Supplied records
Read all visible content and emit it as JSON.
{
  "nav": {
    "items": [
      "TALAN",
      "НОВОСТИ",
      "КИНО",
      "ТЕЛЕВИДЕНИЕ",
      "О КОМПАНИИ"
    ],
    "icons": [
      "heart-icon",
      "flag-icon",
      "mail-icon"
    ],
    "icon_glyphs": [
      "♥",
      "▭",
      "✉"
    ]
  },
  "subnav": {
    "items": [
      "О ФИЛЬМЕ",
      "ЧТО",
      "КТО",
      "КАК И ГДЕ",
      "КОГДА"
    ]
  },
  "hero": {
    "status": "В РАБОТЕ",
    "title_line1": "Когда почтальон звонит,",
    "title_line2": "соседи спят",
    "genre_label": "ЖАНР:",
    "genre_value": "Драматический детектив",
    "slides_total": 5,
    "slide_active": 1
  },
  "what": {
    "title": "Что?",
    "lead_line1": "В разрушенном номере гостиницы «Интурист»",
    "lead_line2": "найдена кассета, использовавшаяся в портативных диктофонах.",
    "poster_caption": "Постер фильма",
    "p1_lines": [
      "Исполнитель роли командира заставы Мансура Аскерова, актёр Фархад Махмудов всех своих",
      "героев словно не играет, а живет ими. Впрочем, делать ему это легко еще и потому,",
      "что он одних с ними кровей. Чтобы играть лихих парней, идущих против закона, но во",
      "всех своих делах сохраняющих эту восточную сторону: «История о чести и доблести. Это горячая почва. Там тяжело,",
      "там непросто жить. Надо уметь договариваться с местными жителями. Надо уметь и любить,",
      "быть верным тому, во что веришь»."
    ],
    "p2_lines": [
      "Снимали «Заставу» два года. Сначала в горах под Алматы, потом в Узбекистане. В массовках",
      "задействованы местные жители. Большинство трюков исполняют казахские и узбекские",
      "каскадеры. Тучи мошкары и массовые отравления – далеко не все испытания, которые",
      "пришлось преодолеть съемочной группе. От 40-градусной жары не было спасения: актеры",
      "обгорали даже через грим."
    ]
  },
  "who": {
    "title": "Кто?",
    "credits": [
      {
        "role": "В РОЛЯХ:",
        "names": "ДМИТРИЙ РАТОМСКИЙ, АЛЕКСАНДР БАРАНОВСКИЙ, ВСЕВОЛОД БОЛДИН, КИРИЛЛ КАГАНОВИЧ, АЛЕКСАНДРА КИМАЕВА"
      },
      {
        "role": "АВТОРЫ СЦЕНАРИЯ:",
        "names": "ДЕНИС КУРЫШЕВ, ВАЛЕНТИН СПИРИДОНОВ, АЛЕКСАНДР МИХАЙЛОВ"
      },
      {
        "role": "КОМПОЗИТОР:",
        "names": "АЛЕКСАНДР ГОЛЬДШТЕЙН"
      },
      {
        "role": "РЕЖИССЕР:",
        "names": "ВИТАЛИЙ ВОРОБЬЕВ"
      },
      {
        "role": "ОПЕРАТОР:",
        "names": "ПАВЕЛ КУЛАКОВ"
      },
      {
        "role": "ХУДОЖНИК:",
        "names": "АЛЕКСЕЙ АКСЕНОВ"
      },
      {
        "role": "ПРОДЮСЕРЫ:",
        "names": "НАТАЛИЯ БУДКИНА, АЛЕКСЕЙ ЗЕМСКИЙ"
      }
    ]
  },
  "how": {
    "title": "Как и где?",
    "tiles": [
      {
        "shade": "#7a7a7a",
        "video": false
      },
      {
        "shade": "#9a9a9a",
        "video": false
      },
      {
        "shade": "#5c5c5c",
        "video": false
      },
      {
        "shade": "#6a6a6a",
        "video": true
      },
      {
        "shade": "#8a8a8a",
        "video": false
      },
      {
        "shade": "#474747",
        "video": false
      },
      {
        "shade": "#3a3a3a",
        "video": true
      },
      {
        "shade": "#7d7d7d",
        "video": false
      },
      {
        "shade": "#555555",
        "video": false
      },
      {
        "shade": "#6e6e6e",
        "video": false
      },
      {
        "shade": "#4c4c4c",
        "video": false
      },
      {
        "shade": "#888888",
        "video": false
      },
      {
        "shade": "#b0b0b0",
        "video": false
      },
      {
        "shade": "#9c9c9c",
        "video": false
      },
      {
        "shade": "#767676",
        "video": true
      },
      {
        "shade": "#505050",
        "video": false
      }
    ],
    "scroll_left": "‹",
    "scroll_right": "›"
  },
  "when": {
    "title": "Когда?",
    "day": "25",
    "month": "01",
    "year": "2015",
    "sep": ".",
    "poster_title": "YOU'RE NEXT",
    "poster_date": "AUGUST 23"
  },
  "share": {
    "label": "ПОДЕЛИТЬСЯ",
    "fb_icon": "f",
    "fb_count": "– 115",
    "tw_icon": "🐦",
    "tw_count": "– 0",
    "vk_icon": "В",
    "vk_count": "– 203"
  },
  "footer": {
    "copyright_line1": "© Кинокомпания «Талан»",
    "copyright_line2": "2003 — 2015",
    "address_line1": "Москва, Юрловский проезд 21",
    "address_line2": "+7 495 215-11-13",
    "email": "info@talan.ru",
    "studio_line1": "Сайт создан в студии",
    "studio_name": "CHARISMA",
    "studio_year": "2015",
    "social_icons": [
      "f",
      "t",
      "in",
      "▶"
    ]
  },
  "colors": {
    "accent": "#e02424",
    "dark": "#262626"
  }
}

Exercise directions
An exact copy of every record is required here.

Task solution
Read all visible content and emit it as JSON.
{
  "nav": {
    "items": [
      "TALAN",
      "НОВОСТИ",
      "КИНО",
      "ТЕЛЕВИДЕНИЕ",
      "О КОМПАНИИ"
    ],
    "icons": [
      "heart-icon",
      "flag-icon",
      "mail-icon"
    ],
    "icon_glyphs": [
      "♥",
      "▭",
      "✉"
    ]
  },
  "subnav": {
    "items": [
      "О ФИЛЬМЕ",
      "ЧТО",
      "КТО",
      "КАК И ГДЕ",
      "КОГДА"
    ]
  },
  "hero": {
    "status": "В РАБОТЕ",
    "title_line1": "Когда почтальон звонит,",
    "title_line2": "соседи спят",
    "genre_label": "ЖАНР:",
    "genre_value": "Драматический детектив",
    "slides_total": 5,
    "slide_active": 1
  },
  "what": {
    "title": "Что?",
    "lead_line1": "В разрушенном номере гостиницы «Интурист»",
    "lead_line2": "найдена кассета, использовавшаяся в портативных диктофонах.",
    "poster_caption": "Постер фильма",
    "p1_lines": [
      "Исполнитель роли командира заставы Мансура Аскерова, актёр Фархад Махмудов всех своих",
      "героев словно не играет, а живет ими. Впрочем, делать ему это легко еще и потому,",
      "что он одних с ними кровей. Чтобы играть лихих парней, идущих против закона, но во",
      "всех своих делах сохраняющих эту восточную сторону: «История о чести и доблести. Это горячая почва. Там тяжело,",
      "там непросто жить. Надо уметь договариваться с местными жителями. Надо уметь и любить,",
      "быть верным тому, во что веришь»."
    ],
    "p2_lines": [
      "Снимали «Заставу» два года. Сначала в горах под Алматы, потом в Узбекистане. В массовках",
      "задействованы местные жители. Большинство трюков исполняют казахские и узбекские",
      "каскадеры. Тучи мошкары и массовые отравления – далеко не все испытания, которые",
      "пришлось преодолеть съемочной группе. От 40-градусной жары не было спасения: актеры",
      "обгорали даже через грим."
    ]
  },
  "who": {
    "title": "Кто?",
    "credits": [
      {
        "role": "В РОЛЯХ:",
        "names": "ДМИТРИЙ РАТОМСКИЙ, АЛЕКСАНДР БАРАНОВСКИЙ, ВСЕВОЛОД БОЛДИН, КИРИЛЛ КАГАНОВИЧ, АЛЕКСАНДРА КИМАЕВА"
      },
      {
        "role": "АВТОРЫ СЦЕНАРИЯ:",
        "names": "ДЕНИС КУРЫШЕВ, ВАЛЕНТИН СПИРИДОНОВ, АЛЕКСАНДР МИХАЙЛОВ"
      },
      {
        "role": "КОМПОЗИТОР:",
        "names": "АЛЕКСАНДР ГОЛЬДШТЕЙН"
      },
      {
        "role": "РЕЖИССЕР:",
        "names": "ВИТАЛИЙ ВОРОБЬЕВ"
      },
      {
        "role": "ОПЕРАТОР:",
        "names": "ПАВЕЛ КУЛАКОВ"
      },
      {
        "role": "ХУДОЖНИК:",
        "names": "АЛЕКСЕЙ АКСЕНОВ"
      },
      {
        "role": "ПРОДЮСЕРЫ:",
        "names": "НАТАЛИЯ БУДКИНА, АЛЕКСЕЙ ЗЕМСКИЙ"
      }
    ]
  },
  "how": {
    "title": "Как и где?",
    "tiles": [
      {
        "shade": "#7a7a7a",
        "video": false
      },
      {
        "shade": "#9a9a9a",
        "video": false
      },
      {
        "shade": "#5c5c5c",
        "video": false
      },
      {
        "shade": "#6a6a6a",
        "video": true
      },
      {
        "shade": "#8a8a8a",
        "video": false
      },
      {
        "shade": "#474747",
        "video": false
      },
      {
        "shade": "#3a3a3a",
        "video": true
      },
      {
        "shade": "#7d7d7d",
        "video": false
      },
      {
        "shade": "#555555",
        "video": false
      },
      {
        "shade": "#6e6e6e",
        "video": false
      },
      {
        "shade": "#4c4c4c",
        "video": false
      },
      {
        "shade": "#888888",
        "video": false
      },
      {
        "shade": "#b0b0b0",
        "video": false
      },
      {
        "shade": "#9c9c9c",
        "video": false
      },
      {
        "shade": "#767676",
        "video": true
      },
      {
        "shade": "#505050",
        "video": false
      }
    ],
    "scroll_left": "‹",
    "scroll_right": "›"
  },
  "when": {
    "title": "Когда?",
    "day": "25",
    "month": "01",
    "year": "2015",
    "sep": ".",
    "poster_title": "YOU'RE NEXT",
    "poster_date": "AUGUST 23"
  },
  "share": {
    "label": "ПОДЕЛИТЬСЯ",
    "fb_icon": "f",
    "fb_count": "– 115",
    "tw_icon": "🐦",
    "tw_count": "– 0",
    "vk_icon": "В",
    "vk_count": "– 203"
  },
  "footer": {
    "copyright_line1": "© Кинокомпания «Талан»",
    "copyright_line2": "2003 — 2015",
    "address_line1": "Москва, Юрловский проезд 21",
    "address_line2": "+7 495 215-11-13",
    "email": "info@talan.ru",
    "studio_line1": "Сайт создан в студии",
    "studio_name": "CHARISMA",
    "studio_year": "2015",
    "social_icons": [
      "f",
      "t",
      "in",
      "▶"
    ]
  },
  "colors": {
    "accent": "#e02424",
    "dark": "#262626"
  }
}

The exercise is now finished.